Systemic inequities in our healthcare system have led Covid-19 to take a disproportionate toll on different groups of Americans, notably different races and ethnicities. Can wastewater-based monitoring of Covid-19 help promote health equity?
Wastewater-based monitoring serves everyone connected to a sewer system. This means that, if a wastewater monitoring program includes wastewater treatment plants that serve a representative population, then the monitoring program automatically serves a representative population.
In contrast, an equitable monitoring system based on clinical testing requires not only placing testing sites in the right places, but also that a representative population seeks testing. In other words, even if a testing site is located near a group of people, there is no guarantee those people will be served by that site. The same holds true for vaccination: even if a vaccination site is near people that could benefit from the site, there is no guarantee that they will benefit.

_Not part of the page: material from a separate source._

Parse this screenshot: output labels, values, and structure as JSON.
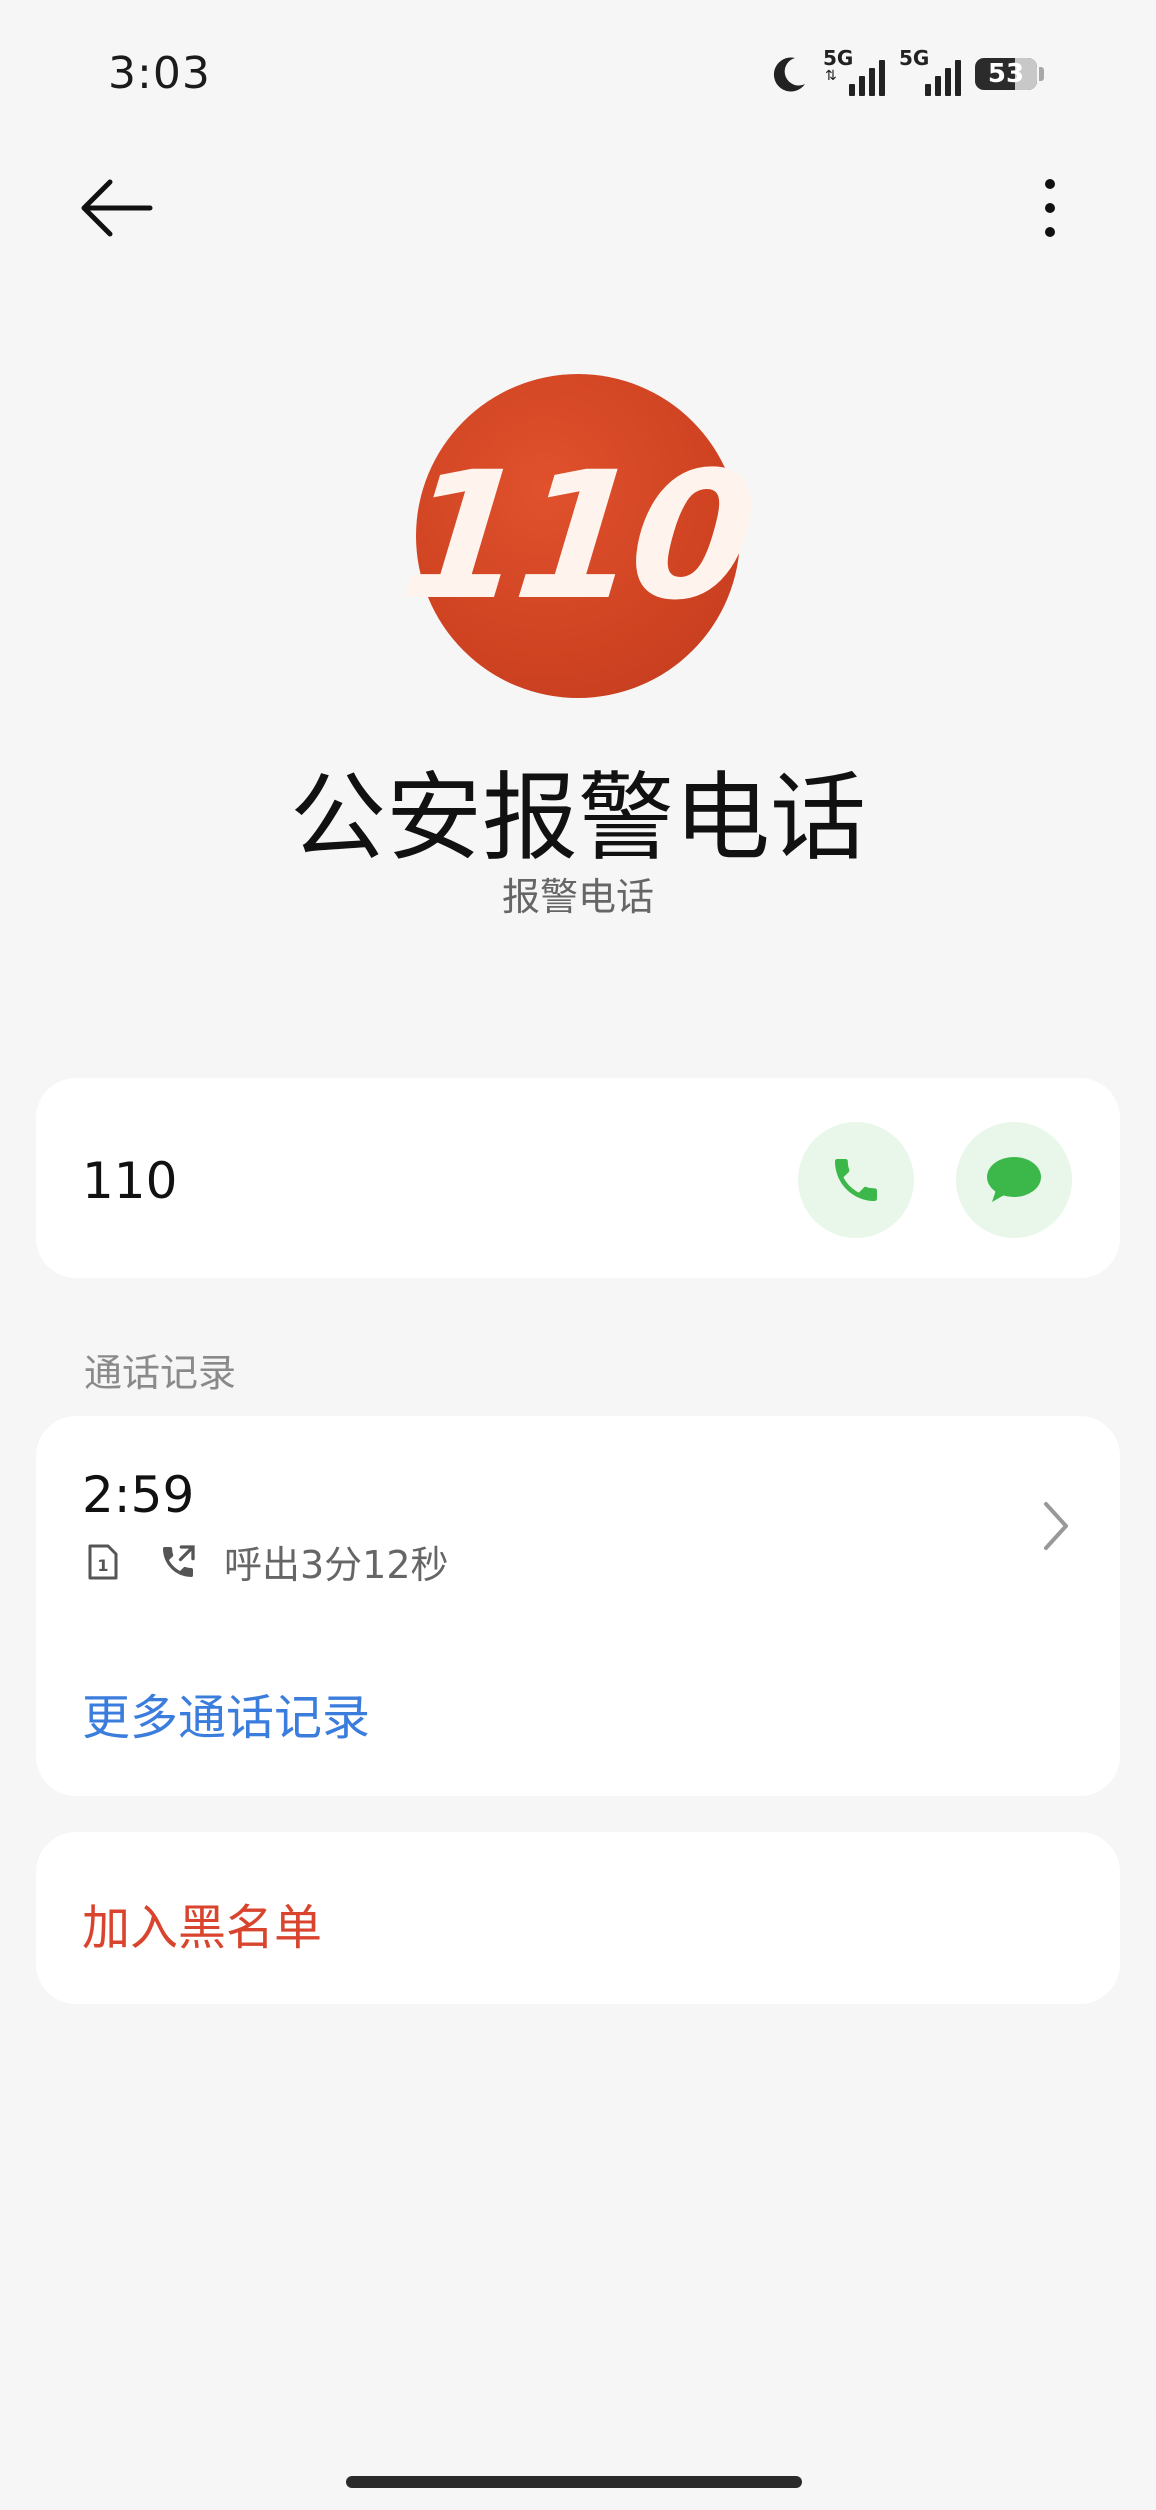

To visualize wastewater-based monitoring’s equitability, we compared the demographics of the US population against the demographics of the approximately 200 counties served by wastewater treatment plants currently participating in the US Department of Health and Human Services (HHS) national wastewater monitoring project. We also compared the demographics of the counties served by the wastewater monitoring program against the demographics of people who have been fully vaccinated.
We found that wastewater monitoring better represents the age structure of the US, compared to the vaccinated population. Younger people are underrepresented among the vaccinated population, while older people are overrepresented. Prioritizing access to vaccines for people at greater risk of severe Covid-19, such as older adults, helped prevent the most deaths and hospitalizations. However, all age groups can spread the virus, so it is important for disease surveillance to have an even representation across age groups, which wastewater monitoring can provide.
Wastewater monitoring also more equitably represents Black and Hispanic Americans, who are disproportionately affected by Covid-19 and are vaccinated at lower rates than white Americans. For example, while 12% of the US population is Black, only 8% of the vaccinated population is. Among counties served by the HHS project, however, 12% of residents are Black. Similarly, Hispanics make up 19% of the US population and 23% of the population served by the HHS project but only 15% of the vaccinated population.
Native American populations, too small to be easily seen on a bar chart, are an important part of the HHS project. Nine tribal lands spread over six different states are participating in the project. Native Americans make up 0.8% of the US population and 0.6% of the population served by the project.
Overall, wastewater-based monitoring is an important tool for tracking Covid-19, and the US government’s investment in a national monitoring program is an exciting step for this new, equitable way of tracking disease.
Written by Scott Olesen, PhD
Scott is a computational epidemiologist at Biobot. Trained at MIT and Harvard, his specializations include infectious diseases, antibiotic resistance, and the microbiome.